The problem is that the Jabulani holds up in the air longer than you can ever experience a soccer ball. Every time one tries to take it out of the air, it ends up landing several yards past where it was expected. Another great aspect to the Jabulani is the fact that it doesn’t have noticeable panels keeping it together. You will be familiar with how you can feel the gaps in between each panel of a 32 panel ball. Well, with the Jabulani, each panel has been pieced together and thermally bonded, so that you don’t get the same gaps in between panels. This leaves the ball a lot smoother, and is another key component to why it moves so fast.
Criticism from the Players
“The ball is dreadful. It’s horrible, but it’s horrible for everyone.” – David James (England, GoalKeeper)

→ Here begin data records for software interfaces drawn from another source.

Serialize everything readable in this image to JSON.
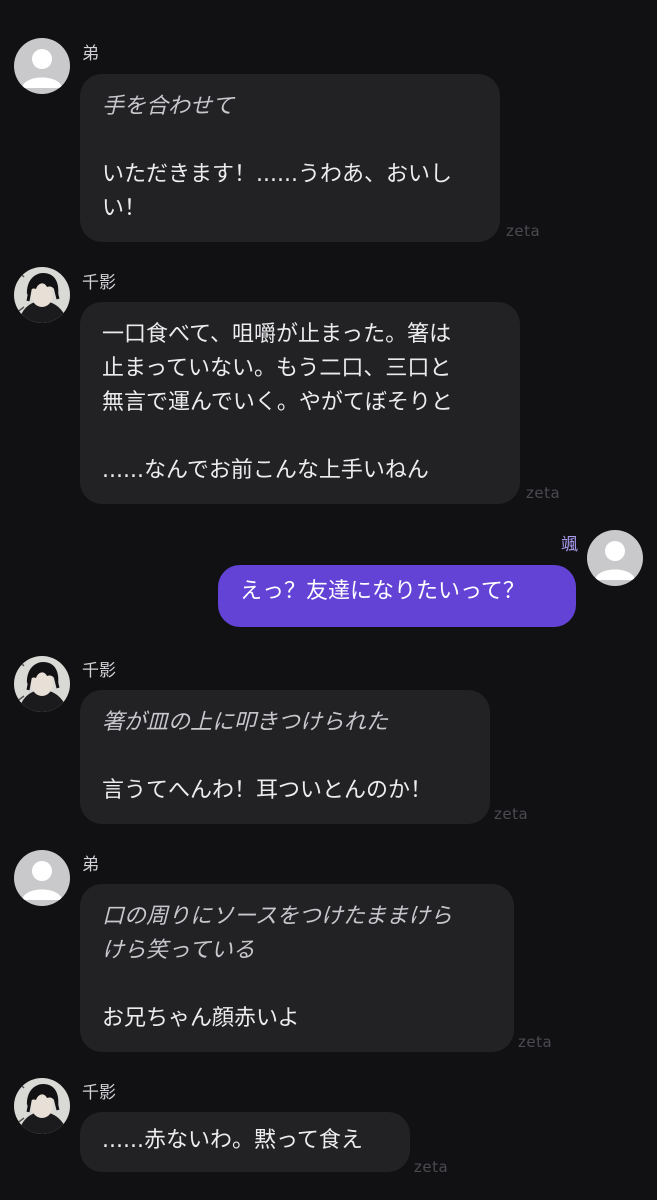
{
  "colors": {
    "background": "#111113",
    "bubble": "#222225",
    "user_bubble": "#6343d6",
    "user_name": "#a99cf0",
    "watermark": "#4a4a50"
  },
  "watermark": "zeta",
  "messages": [
    {
      "sender": "弟",
      "avatar": "default-avatar-icon",
      "action_lines": [
        "手を合わせて"
      ],
      "speech_lines": [
        "いただきます！......うわあ、おいし",
        "い！"
      ]
    },
    {
      "sender": "千影",
      "avatar": "character-portrait",
      "action_lines": [],
      "speech_lines": [
        "一口食べて、咀嚼が止まった。箸は",
        "止まっていない。もう二口、三口と",
        "無言で運んでいく。やがてぼそりと",
        "",
        "......なんでお前こんな上手いねん"
      ]
    },
    {
      "sender": "颯",
      "avatar": "default-avatar-icon",
      "action_lines": [],
      "speech_lines": [
        "えっ？友達になりたいって？"
      ]
    },
    {
      "sender": "千影",
      "avatar": "character-portrait",
      "action_lines": [
        "箸が皿の上に叩きつけられた"
      ],
      "speech_lines": [
        "言うてへんわ！耳ついとんのか！"
      ]
    },
    {
      "sender": "弟",
      "avatar": "default-avatar-icon",
      "action_lines": [
        "口の周りにソースをつけたままけら",
        "けら笑っている"
      ],
      "speech_lines": [
        "お兄ちゃん顔赤いよ"
      ]
    },
    {
      "sender": "千影",
      "avatar": "character-portrait",
      "action_lines": [],
      "speech_lines": [
        "......赤ないわ。黙って食え"
      ]
    }
  ]
}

“The new ball is not decent, not just for goalkeepers but for everyone. Its trajectory is unpredictable.” – Gigi Buffon (Italy, GoalKeeper)
“It’s very weird. All of a sudden it changes trajectory on you. It’s like it doesn’t want to be kicked. It’s incredible, it’s like someone is guiding it. You are going to kick it and it moves out of the way. I think it’s supernatural, it’s very bad.” – Luis Fabiano (Brazil, Striker)
“It’s terrible… like a ball you’d buy in a supermarket.” – Julio Cesar (Brazil, GoalKeeper)
“It’s a little sad that in a competition as big as the World Cup to have such a poor ball. It’s not just the goalkeepers complaining, but the outfield players as well.” – Iker Casillas (Spain, GoalKeeper)
Critics and commentators have also criticized Jabulani’s nature of flying just a bit too much, making it fly over the cross bar, for almost all world class strikers in this World Cup.
This was, rather an impartial comparison of FIFA World Cup 2006 ball, Teamgeist, made in Pakistan and Thailand, and the FIFA World Cup 2010 ball, Jabulani, made in China. You decide whether Jabulani is a blessing or a curse!